Element data from apps and pages:
*** Begin section ***

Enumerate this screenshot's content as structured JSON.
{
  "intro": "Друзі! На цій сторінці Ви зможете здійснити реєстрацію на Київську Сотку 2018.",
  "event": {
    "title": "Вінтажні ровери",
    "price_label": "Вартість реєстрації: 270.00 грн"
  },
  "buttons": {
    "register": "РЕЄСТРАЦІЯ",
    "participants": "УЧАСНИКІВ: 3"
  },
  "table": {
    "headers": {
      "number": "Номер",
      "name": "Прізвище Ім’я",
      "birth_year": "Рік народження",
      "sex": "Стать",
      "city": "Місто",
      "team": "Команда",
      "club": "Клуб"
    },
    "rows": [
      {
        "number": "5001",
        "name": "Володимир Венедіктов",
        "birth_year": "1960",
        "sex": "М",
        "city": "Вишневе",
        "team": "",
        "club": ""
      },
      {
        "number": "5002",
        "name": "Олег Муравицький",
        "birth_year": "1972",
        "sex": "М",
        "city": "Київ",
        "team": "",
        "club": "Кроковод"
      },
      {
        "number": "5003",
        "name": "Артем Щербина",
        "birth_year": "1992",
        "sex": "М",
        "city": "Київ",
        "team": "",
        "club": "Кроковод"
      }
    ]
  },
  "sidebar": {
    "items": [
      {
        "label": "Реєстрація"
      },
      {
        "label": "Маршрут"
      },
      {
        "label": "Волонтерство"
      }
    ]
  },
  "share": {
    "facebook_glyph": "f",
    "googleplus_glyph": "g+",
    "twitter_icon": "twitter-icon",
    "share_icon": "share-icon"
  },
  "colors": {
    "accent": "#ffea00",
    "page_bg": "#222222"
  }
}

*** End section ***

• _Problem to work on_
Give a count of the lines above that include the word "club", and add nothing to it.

• _Response_
4